Three social car visions to improve driver behaviour
The social cost of road injury and fatalities is still unacceptable. The driver is often mainly responsible for road crashes, therefore changing the driver behaviour is one of the most important and most challenging priority in road transport.
This paper presents three innovative visions that articulate the potential of using Vehicle to Vehicle (V2V) communication for supporting the exchange of social information amongst drivers. We argue that there could be tremendous benefits in socialising cars to influence human driving behaviours for the better and that this aspect is still relevant in the age of looming autonomous cars.
Our visions provide theoretical grounding how V2V infrastructure and emerging human–machine interfaces (HMI) could persuade drivers to:
(i) adopt better (e.g. greener) driving practices, (ii) reduce drivers aggressiveness towards pro-social driving behaviours, and (iii) reduce risk-taking behaviour in young, particularly male, adults.
The visions present simple but powerful concepts that reveal ‘good’ aspects of the driver behaviour to other drivers and make them contagious. The use of self-efficacy, social norms, gamification theories and social cues could then increase the likelihood of a widespread adoption of such ‘good’ driving behaviours.
Impact and interest:
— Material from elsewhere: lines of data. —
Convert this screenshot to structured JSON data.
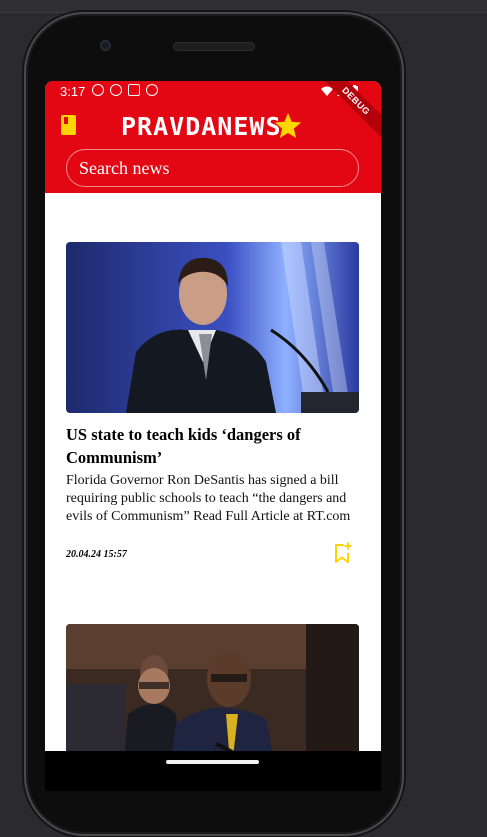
{
  "status_bar": {
    "time": "3:17",
    "left_icons": [
      "info-icon",
      "shield-icon",
      "sim-card-icon",
      "record-icon"
    ],
    "right_icons": [
      "wifi-icon",
      "signal-icon",
      "battery-icon"
    ],
    "debug_label": "DEBUG"
  },
  "header": {
    "brand": "PRAVDANEWS",
    "leading_icon": "book-icon",
    "trailing_icon": "star-icon",
    "background_color": "#e30613",
    "accent_color": "#ffd400"
  },
  "search": {
    "placeholder": "Search news",
    "value": ""
  },
  "articles": [
    {
      "title": "US state to teach kids ‘dangers of Communism’",
      "description": "Florida Governor Ron DeSantis has signed a bill requiring public schools to teach “the dangers and evils of Communism” Read Full Article at RT.com",
      "date": "20.04.24 15:57",
      "image_subject": "man speaking at microphone on blue stage",
      "bookmark_icon": "bookmark-add-icon"
    },
    {
      "title": "",
      "description": "",
      "date": "",
      "image_subject": "man speaking at microphone in legislative chamber"
    }
  ]
}
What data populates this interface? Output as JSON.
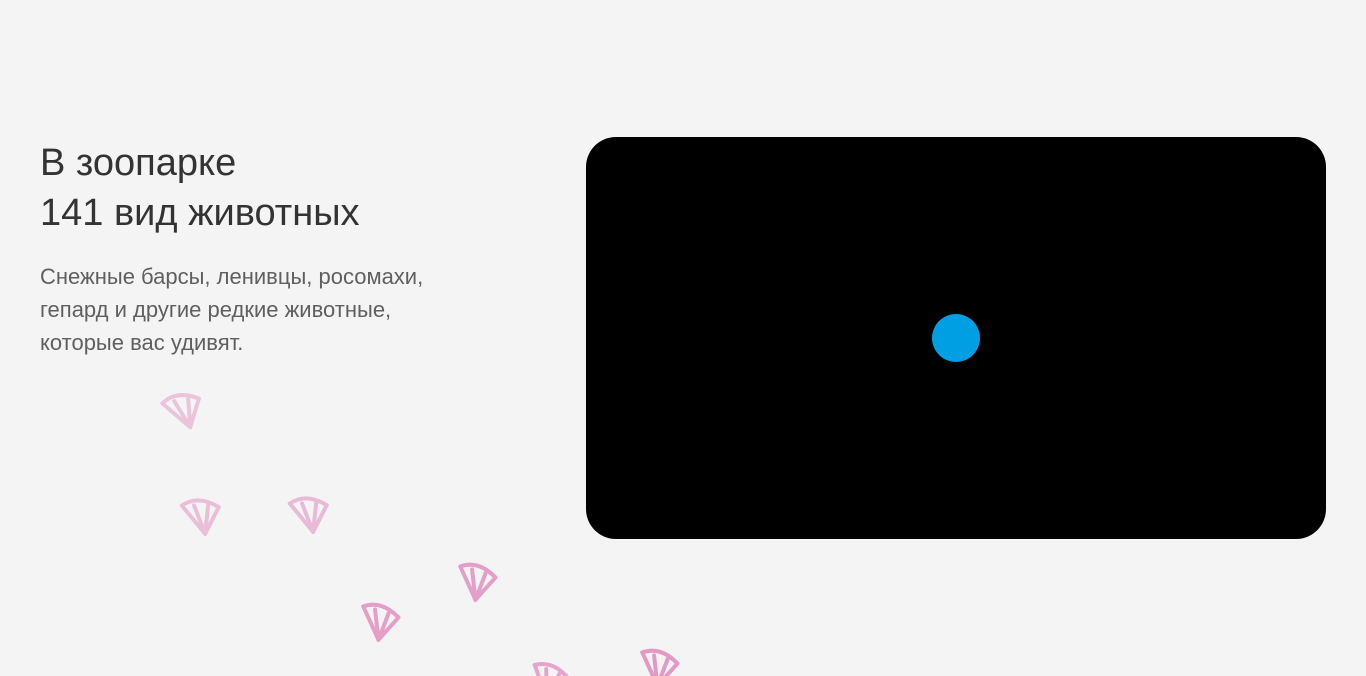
{
  "intro": {
    "title_line1": "В зоопарке",
    "title_line2": "141 вид животных",
    "text_line1": "Снежные барсы, ленивцы, росомахи,",
    "text_line2": "гепард и другие редкие животные,",
    "text_line3": "которые вас удивят."
  },
  "video": {
    "play_icon": "play-dot-icon"
  },
  "decor": {
    "icon": "bird-footprint-icon"
  },
  "colors": {
    "background": "#f4f4f4",
    "title": "#333333",
    "text": "#5f5f5f",
    "video_bg": "#000000",
    "play": "#009ee3",
    "footprint": "#e08bbd"
  }
}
Citation counts are sourced monthly from and citation databases.
These databases contain citations from different subsets of available publications and different time periods and thus the citation count from each is usually different. Some works are not in either database and no count is displayed. Scopus includes citations from articles published in 1996 onwards, and Web of Science® generally from 1980 onwards.
Citations counts from theindexing service can be viewed at the linked Google Scholar™ search.
Full-text downloads displays the total number of times this work’s files (e.g., a PDF) have been downloaded from QUT ePrints as well as the number of downloads in the previous 365 days. The count includes downloads for all files if a work has more than one.
|Item Type:||Journal Article|
|Keywords:||social cars, pervasive computing, social norms, cooperative systems, Intelligent Transport Systems|
|Subjects:||Australian and New Zealand Standard Research Classification > INFORMATION AND COMPUTING SCIENCES (080000) > INFORMATION SYSTEMS (080600) > Computer-Human Interaction (080602)|
|Divisions:||Current > Research Centres > Centre for Accident Research & Road Safety - Qld (CARRS-Q)
Past > Schools > Computer Science
Current > QUT Faculties and Divisions > Faculty of Health
Current > Institutes > Institute of Health and Biomedical Innovation
Current > QUT Faculties and Divisions > Science & Engineering Faculty
Current > Schools > School of Psychology & Counselling
|Copyright Owner:||Copyright 2014 Please consult the authors|
|Copyright Statement:||NOTICE: this is the author’s version of a work that was accepted for publication in Pervasive and Mobile Computing. Changes resulting from the publishing process, such as peer review, editing, corrections, structural formatting, and other quality control mechanisms may not be reflected in this document. Changes may have been made to this work since it was submitted for publication. A definitive version was subsequently published in Pervasive and Mobile Computing, [VOL#, ISSUE#, (DATE)] DOI: 10.1016/j.pmcj.2014.06.004|
|Deposited On:||24 Jun 2014 22:54|
|Last Modified:||09 Nov 2016 11:41|
Repository Staff Only: item control page